A 14-time Grammy winner and Billboard Century Award recipient, Emmylou Harris’ contribution as a singer and songwriter spans 40 years. She has recorded more than 25 albums and has lent her talents to countless fellow artists’ recordings. In recognition of her remarkable career, Harris was inducted into the Country Music Hall of Fame in 2008.
Harris is known as much for her eloquently straightforward songwriting as for her incomparably expressive singing. Admired through her career for her talent as an artist and song connoisseur, Harris shook up country radio in the 1970s, and established herself as the premiere songwriter of a generation selling more than 15 million records and garnering 14 Grammy Awards (this year she and Rodney Crowell won the Grammy for "Best Americana album"), three CMA Awards, and two Americana Awards.
Harris is one of the most admired and influential women in music. She has recorded with such diverse artists as Linda Ronstadt, Daniel Lanois, Bob Dylan, Mark Knopfler, Neil Young, Gram Parsons, Willie Nelson, Dolly Parton, Roy Orbison, Ryan Adams, Beck, Elvis Costello, Johnny Cash, Lucinda Williams, Lyle Lovett and most recently Rodney Crowell. Few artists have achieved such honesty or have revealed such maturity in their writing. Forty years into her career, Harris continues to share the hard-earned wisdom that—hopefully if not inevitably—comes with getting older, though she’s never stopped looking ahead.
A longtime social activist, Harris has lent her voice to many causes. She has performed at Lilith Fair, helping promote feminism in music and organizing several benefit tours to support the Vietnam Veterans of America Foundation.
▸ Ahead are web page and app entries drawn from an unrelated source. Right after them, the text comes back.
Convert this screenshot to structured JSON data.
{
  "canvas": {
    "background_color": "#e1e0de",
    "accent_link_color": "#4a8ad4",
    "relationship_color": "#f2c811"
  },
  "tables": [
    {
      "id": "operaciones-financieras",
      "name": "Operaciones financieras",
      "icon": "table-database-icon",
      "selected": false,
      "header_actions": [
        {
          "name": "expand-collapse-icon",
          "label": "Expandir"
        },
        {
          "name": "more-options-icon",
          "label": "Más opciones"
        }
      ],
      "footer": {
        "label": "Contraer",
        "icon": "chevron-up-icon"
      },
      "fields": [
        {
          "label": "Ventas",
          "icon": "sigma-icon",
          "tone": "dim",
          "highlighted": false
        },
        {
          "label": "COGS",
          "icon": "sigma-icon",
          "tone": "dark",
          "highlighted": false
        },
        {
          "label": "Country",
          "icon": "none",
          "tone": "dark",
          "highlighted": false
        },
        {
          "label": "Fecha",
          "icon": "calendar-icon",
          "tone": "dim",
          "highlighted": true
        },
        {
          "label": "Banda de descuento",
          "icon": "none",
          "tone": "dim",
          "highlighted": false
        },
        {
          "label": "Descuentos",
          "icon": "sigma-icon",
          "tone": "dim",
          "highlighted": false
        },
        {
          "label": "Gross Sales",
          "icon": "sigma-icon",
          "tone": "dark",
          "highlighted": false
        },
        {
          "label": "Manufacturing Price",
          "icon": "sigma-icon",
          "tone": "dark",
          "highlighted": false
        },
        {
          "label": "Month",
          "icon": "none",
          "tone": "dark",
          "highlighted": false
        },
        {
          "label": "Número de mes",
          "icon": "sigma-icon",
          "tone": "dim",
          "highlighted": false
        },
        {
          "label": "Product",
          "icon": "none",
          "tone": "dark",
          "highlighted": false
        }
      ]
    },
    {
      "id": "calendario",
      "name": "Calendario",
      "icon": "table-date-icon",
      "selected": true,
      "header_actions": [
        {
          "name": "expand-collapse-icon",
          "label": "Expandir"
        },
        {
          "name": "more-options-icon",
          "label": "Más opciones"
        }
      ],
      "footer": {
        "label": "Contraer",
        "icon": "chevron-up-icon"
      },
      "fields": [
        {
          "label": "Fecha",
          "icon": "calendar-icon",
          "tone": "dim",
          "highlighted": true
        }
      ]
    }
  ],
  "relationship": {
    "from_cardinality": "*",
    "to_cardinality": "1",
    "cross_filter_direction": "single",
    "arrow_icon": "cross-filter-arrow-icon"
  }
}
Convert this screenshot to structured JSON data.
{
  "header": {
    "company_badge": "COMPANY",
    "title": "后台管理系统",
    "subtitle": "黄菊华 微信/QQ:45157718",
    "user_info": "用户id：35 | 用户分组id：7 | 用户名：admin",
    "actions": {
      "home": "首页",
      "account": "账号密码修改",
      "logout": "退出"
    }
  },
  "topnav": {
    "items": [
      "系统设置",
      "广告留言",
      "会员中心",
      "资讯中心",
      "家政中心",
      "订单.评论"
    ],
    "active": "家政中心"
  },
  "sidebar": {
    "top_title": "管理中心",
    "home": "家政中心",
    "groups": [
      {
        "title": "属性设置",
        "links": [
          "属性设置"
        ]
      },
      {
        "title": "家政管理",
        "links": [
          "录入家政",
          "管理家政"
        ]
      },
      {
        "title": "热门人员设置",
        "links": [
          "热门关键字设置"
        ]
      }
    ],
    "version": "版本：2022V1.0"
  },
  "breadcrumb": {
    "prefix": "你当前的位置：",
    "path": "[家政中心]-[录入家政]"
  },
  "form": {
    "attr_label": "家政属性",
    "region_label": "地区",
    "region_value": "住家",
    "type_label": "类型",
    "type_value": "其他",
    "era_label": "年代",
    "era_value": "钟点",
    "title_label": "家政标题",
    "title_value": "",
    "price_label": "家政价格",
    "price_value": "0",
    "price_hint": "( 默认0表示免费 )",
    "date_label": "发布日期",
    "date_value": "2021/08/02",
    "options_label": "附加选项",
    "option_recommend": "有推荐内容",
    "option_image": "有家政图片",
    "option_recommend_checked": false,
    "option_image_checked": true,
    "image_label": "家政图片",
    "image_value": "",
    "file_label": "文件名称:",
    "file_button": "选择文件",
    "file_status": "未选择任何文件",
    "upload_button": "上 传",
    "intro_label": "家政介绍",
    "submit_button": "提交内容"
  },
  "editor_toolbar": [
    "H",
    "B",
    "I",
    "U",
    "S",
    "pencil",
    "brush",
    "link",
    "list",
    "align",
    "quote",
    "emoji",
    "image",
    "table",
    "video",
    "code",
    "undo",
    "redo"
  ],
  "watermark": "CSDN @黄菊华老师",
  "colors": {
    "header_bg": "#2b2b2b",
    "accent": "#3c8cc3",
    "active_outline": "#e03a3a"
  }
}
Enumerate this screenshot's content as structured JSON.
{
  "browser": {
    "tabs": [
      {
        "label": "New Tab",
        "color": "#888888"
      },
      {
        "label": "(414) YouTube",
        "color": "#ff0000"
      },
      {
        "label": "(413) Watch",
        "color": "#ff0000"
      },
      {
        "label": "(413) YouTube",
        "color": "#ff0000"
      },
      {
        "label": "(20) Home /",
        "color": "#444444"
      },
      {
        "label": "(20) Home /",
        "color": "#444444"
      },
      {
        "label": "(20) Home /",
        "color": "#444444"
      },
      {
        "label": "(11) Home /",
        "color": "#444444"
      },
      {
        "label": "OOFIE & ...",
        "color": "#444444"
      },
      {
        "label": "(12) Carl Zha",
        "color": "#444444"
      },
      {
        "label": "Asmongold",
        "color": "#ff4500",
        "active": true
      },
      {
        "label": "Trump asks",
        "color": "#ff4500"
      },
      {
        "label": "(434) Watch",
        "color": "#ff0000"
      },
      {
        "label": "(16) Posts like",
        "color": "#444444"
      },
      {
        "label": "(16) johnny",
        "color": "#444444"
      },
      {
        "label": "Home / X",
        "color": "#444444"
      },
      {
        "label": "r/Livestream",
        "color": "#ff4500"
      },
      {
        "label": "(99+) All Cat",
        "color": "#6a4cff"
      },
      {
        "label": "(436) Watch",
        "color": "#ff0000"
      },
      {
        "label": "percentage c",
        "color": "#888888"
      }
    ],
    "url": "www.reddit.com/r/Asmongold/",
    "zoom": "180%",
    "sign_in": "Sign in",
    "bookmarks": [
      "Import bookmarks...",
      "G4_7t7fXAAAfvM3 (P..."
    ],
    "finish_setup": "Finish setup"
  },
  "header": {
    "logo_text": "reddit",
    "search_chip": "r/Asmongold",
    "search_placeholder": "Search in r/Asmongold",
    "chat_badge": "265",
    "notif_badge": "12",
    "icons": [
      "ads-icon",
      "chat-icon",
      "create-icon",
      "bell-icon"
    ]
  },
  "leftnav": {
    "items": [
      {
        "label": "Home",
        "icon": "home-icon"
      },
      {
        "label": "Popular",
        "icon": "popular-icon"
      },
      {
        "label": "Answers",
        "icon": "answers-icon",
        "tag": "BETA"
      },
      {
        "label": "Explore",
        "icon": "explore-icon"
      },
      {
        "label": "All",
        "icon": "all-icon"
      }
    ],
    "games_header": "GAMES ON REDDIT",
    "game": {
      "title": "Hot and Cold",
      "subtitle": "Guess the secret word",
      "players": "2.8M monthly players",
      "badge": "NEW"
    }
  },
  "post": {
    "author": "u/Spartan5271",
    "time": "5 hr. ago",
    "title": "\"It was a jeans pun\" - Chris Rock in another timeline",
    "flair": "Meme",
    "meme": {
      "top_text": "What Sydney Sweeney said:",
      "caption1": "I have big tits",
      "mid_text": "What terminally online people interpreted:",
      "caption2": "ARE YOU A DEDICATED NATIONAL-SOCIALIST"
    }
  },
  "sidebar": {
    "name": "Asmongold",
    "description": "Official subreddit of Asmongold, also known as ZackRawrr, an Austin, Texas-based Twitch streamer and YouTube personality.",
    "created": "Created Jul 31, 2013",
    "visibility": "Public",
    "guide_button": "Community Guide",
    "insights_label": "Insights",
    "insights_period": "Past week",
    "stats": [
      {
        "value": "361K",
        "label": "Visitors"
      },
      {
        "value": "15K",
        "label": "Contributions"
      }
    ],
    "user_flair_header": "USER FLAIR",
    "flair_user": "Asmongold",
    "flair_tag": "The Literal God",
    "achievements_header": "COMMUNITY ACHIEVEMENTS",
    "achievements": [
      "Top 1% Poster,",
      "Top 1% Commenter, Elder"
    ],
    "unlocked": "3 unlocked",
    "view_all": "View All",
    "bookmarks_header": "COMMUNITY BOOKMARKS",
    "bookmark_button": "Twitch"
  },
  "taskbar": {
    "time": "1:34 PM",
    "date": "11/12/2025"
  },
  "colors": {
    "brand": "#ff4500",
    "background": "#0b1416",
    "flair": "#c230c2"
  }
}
Harris is also an avid supporter of animal rights and is actively involved in Bonaparte’s Retreat, the dog rescue organization that she founded.